In other words, in the same way targeted ads show insight into users’ shopping preferences, online businesses also need to show insight into users’ concerns, to get the full benefit of their targeted ads.
Product Line Rationalization: Europe and the Tesco Example
We’ve been reading more lately about European retailers undertaking product portfolio (or “range”) rationalization, and asked Carol Best, Vice President of Brand Strategy at Schawk's Retail Practice, if it’s a significant trend. She wrote at length on U.K. retail brands emulating U.S. brands in the most recent issue of Schawk Retail Practice’s Checkout newsletter, and her comments to us reinforces how malleable the marketplace is today:
Tesco’s recent activity in developing “venture brands” – they’re so serious they’ve developed an internal name for them – is a significant departure from their typical portfolio architecture model. So yes, we are seeing portfolio architectures change. For Tesco it’s a move in a positive direction from their traditional price-tier strategy of good/better/best. I’m hoping it inspires more brand creation and brand building activities globally.
We are also seeing (and this has been a trend for a few years now) retailers developing value tier brand solutions as a defensive move to keep trips away from big-box retailers and dollar channel stores. As it relates to the U.K., Tesco recently changed its Tesco Value to Everyday Value. I think this strategy is twofold:
• Create more distance between the Tesco brand and product that may have a negative impact on the brand
• Provide efficiencies and scale to use the value brand globally, as Tesco did for its Goodness kids line of food products, originally in its U.S.-based Fresh & Easy stores and now also available at their U.K. outlets.
In addition to reading Best’s Checkout piece, watch her BrandSquare Live Session, “Why Private Brands Are Un-American and What You Can Do About It.”
What Is Shopper Marketing?

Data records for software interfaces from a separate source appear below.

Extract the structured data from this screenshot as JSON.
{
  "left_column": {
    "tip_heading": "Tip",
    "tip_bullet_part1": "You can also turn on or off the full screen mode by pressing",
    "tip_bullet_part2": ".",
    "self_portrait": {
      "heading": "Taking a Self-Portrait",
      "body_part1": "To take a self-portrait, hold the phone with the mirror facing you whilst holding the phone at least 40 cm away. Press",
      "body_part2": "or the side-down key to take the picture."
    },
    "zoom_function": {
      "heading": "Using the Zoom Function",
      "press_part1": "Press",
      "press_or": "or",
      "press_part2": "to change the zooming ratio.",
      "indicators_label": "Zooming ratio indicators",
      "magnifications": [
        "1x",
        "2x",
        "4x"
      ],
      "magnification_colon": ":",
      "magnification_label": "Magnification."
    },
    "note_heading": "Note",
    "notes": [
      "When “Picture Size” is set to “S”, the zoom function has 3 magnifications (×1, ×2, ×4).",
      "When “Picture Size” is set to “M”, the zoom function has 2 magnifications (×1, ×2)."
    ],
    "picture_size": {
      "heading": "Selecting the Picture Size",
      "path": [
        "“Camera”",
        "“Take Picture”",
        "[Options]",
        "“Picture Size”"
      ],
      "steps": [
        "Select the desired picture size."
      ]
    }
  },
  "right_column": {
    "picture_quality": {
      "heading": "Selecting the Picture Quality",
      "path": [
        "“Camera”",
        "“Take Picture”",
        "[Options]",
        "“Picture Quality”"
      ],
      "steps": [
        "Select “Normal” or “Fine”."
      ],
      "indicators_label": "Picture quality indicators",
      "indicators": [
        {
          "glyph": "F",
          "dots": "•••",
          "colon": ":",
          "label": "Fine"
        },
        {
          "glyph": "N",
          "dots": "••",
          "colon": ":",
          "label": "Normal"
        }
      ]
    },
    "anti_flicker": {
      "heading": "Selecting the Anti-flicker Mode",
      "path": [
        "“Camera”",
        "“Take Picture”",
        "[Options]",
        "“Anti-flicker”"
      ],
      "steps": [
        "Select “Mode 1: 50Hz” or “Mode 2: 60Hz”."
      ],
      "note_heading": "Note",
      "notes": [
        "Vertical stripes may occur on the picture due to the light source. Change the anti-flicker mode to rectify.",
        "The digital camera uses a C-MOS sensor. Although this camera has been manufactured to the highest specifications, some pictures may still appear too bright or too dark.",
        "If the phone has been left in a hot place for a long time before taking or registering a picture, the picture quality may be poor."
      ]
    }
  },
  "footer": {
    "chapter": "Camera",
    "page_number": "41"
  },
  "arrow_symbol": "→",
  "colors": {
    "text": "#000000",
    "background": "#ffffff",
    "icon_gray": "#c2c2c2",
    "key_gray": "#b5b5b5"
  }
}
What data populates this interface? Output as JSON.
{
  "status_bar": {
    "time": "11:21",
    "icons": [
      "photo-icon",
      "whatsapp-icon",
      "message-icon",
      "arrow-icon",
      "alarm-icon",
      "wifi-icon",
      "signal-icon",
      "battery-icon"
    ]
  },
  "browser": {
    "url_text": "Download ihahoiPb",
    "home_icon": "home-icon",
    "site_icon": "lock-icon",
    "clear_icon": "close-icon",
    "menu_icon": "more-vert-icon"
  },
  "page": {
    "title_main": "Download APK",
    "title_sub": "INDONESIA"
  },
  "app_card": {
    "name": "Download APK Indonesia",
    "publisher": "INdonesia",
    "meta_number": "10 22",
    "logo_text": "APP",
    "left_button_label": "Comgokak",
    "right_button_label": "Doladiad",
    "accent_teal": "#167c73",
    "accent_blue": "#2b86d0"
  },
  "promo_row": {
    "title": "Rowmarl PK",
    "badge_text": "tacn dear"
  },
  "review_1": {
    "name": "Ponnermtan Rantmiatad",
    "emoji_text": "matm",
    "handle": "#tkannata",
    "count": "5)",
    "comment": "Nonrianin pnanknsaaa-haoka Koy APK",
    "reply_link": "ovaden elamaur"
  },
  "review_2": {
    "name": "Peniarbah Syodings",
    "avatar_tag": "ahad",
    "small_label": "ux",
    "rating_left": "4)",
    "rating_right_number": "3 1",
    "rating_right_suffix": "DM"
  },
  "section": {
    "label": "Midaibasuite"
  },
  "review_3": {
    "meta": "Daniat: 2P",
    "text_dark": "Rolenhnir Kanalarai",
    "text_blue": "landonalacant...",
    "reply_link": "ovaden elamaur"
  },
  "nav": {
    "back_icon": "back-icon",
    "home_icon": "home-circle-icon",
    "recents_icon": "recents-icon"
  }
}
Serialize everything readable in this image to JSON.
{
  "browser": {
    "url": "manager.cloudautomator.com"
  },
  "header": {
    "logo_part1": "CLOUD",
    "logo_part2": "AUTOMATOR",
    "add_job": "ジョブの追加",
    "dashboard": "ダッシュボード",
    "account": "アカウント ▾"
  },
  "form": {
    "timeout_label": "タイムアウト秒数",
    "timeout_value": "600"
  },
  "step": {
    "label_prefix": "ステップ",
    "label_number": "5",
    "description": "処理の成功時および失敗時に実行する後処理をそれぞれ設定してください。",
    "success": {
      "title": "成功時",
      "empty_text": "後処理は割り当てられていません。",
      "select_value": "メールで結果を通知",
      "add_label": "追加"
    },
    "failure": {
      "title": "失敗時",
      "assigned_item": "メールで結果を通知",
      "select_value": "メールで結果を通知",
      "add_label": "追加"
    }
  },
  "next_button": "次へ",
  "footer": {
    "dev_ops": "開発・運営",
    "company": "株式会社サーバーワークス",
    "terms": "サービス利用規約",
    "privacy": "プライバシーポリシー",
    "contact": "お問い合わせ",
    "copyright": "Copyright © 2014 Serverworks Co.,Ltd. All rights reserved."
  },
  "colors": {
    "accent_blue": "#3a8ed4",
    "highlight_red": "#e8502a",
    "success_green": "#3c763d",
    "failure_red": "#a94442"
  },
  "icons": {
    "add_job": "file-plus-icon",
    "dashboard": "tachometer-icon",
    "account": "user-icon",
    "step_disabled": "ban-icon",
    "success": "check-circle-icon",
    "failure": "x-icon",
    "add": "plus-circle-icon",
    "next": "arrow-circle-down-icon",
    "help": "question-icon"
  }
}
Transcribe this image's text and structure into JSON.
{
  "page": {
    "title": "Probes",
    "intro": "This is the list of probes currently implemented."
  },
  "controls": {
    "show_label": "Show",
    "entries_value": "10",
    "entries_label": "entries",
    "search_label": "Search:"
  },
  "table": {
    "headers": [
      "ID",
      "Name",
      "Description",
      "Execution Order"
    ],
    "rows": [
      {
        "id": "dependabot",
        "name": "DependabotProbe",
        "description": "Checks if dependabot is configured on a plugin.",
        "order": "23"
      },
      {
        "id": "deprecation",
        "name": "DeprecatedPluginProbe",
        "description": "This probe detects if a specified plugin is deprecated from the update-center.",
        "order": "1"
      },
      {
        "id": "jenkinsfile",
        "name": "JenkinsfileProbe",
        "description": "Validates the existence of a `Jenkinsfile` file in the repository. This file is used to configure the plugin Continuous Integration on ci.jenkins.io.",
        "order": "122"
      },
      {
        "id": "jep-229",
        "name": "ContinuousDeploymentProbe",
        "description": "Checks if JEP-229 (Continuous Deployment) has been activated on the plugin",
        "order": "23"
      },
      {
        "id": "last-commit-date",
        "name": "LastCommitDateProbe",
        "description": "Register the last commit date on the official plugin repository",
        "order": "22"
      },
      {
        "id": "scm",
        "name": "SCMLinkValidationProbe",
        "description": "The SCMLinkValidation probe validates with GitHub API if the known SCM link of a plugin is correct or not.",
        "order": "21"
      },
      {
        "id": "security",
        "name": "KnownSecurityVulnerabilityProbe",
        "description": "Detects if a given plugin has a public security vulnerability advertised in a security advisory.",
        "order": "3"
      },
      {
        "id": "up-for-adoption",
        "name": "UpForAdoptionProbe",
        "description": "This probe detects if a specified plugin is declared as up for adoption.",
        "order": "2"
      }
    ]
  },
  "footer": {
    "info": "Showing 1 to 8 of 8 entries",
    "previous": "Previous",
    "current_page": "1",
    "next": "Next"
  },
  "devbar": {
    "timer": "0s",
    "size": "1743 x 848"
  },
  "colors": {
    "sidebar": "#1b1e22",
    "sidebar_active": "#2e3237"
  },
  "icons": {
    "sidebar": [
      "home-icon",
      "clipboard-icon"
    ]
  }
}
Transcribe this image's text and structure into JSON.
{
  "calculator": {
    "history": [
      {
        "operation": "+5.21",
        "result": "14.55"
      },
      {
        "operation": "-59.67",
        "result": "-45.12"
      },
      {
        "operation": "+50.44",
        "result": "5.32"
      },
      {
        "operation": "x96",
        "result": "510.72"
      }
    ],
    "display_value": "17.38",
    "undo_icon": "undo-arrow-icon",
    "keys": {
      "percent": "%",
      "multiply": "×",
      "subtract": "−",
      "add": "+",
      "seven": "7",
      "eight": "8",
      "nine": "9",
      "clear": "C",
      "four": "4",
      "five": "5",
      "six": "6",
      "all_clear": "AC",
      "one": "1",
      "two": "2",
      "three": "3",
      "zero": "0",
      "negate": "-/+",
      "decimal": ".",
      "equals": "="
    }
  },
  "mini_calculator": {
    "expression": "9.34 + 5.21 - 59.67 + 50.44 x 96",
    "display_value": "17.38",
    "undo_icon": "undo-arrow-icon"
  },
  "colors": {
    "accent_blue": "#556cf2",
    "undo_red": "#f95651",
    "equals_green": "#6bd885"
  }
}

Well, What Kind of Agency Are You?
Recently we posed a few questions to Lor Gold, SGK's Global Chief Creative Officer. What we got back almost immediately, in language any good copywriter would be proud of, was thousands of words on branding, marketing, agencies, clients and shoppers. One of the questions was what “shopper marketing” means right now. Lor responded:
"What makes shopper marketing so hard to define is that that it’s always being defined by what the agency is known for doing. A promo agency defines it from a promotional point of view. A branded environments/architecture agency sees it through the eyes of an architect. An agency driven by shopper behaviorists sees insights as the core of the definition.
All are right about how to approach the problem. That’s why there isn’t “a” definition but many, all moving through the portal where they feel most comfortable.
At SGK, we have a definition that we think is very smart, based on the concept of “inside out.” It starts with true marketing analytics. And it starts with the brand itself as the treasure – not a well-produced branded message that bears little resemblance to the actual brand.
In our world, to define shopper marketing you have to acknowledge the fascinating creative battle between “brand essence” and “brand real.” Brand Real is the thing that you can pick up, touch, use, smell – it’s in your home, it’s part of your life. It should be hoisted high and carried up one media corridor and down the next. If you understand your Brand Real, then the shopper automatically makes more sense to you, too, and the resulting Brand Essence makes more sales."